▶ **Website and app data records**:
==========

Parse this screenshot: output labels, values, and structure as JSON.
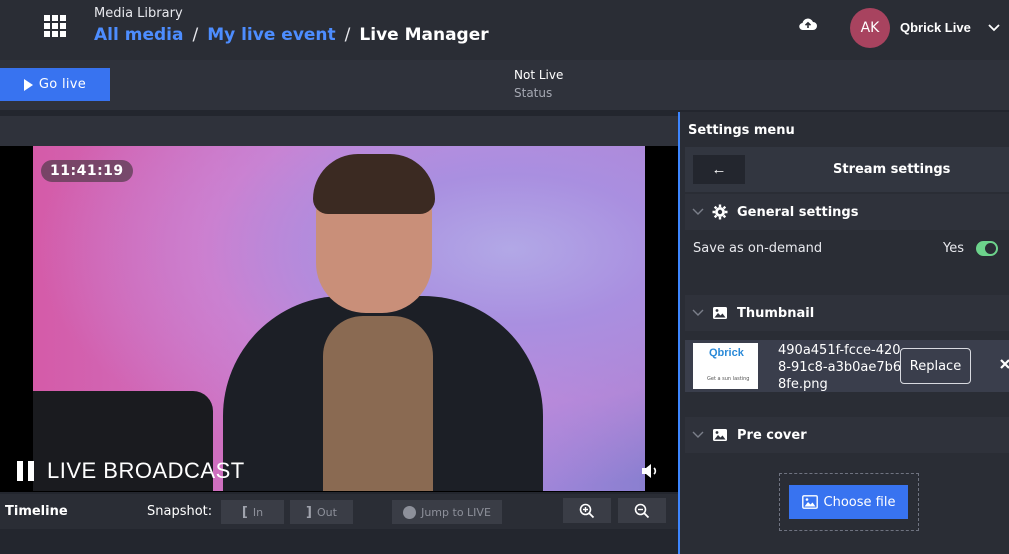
{
  "header": {
    "section_label": "Media Library",
    "breadcrumb": [
      {
        "label": "All media"
      },
      {
        "label": "My live event"
      },
      {
        "label": "Live Manager"
      }
    ],
    "separator": "/",
    "user": {
      "initials": "AK",
      "name": "Qbrick Live"
    }
  },
  "toolbar": {
    "go_live_label": "Go live",
    "status_value": "Not Live",
    "status_label": "Status"
  },
  "player": {
    "timecode": "11:41:19",
    "live_label": "LIVE BROADCAST"
  },
  "timeline": {
    "label": "Timeline",
    "snapshot_label": "Snapshot:",
    "in_label": "In",
    "out_label": "Out",
    "jump_label": "Jump to LIVE"
  },
  "settings": {
    "menu_title": "Settings menu",
    "stream_title": "Stream settings",
    "back_glyph": "←",
    "general": {
      "title": "General settings",
      "save_on_demand_label": "Save as on-demand",
      "save_on_demand_value": "Yes"
    },
    "thumbnail": {
      "title": "Thumbnail",
      "logo_text": "Qbrick",
      "tiny_text": "Get a sun lasting",
      "filename": "490a451f-fcce-4208-91c8-a3b0ae7b68fe.png",
      "replace_label": "Replace"
    },
    "precover": {
      "title": "Pre cover",
      "choose_label": "Choose file"
    }
  },
  "colors": {
    "accent": "#3873f0",
    "link": "#4d8dff",
    "toggle_on": "#6dd38c",
    "avatar": "#a8435f"
  }
}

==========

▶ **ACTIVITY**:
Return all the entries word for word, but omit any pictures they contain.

▶ **RESPONSE BELOW**:
Parse this screenshot: output labels, values, and structure as JSON.
{
  "header": {
    "section_label": "Media Library",
    "breadcrumb": [
      {
        "label": "All media"
      },
      {
        "label": "My live event"
      },
      {
        "label": "Live Manager"
      }
    ],
    "separator": "/",
    "user": {
      "initials": "AK",
      "name": "Qbrick Live"
    }
  },
  "toolbar": {
    "go_live_label": "Go live",
    "status_value": "Not Live",
    "status_label": "Status"
  },
  "player": {
    "timecode": "11:41:19",
    "live_label": "LIVE BROADCAST"
  },
  "timeline": {
    "label": "Timeline",
    "snapshot_label": "Snapshot:",
    "in_label": "In",
    "out_label": "Out",
    "jump_label": "Jump to LIVE"
  },
  "settings": {
    "menu_title": "Settings menu",
    "stream_title": "Stream settings",
    "back_glyph": "←",
    "general": {
      "title": "General settings",
      "save_on_demand_label": "Save as on-demand",
      "save_on_demand_value": "Yes"
    },
    "thumbnail": {
      "title": "Thumbnail",
      "logo_text": "Qbrick",
      "tiny_text": "Get a sun lasting",
      "filename": "490a451f-fcce-4208-91c8-a3b0ae7b68fe.png",
      "replace_label": "Replace"
    },
    "precover": {
      "title": "Pre cover",
      "choose_label": "Choose file"
    }
  },
  "colors": {
    "accent": "#3873f0",
    "link": "#4d8dff",
    "toggle_on": "#6dd38c",
    "avatar": "#a8435f"
  }
}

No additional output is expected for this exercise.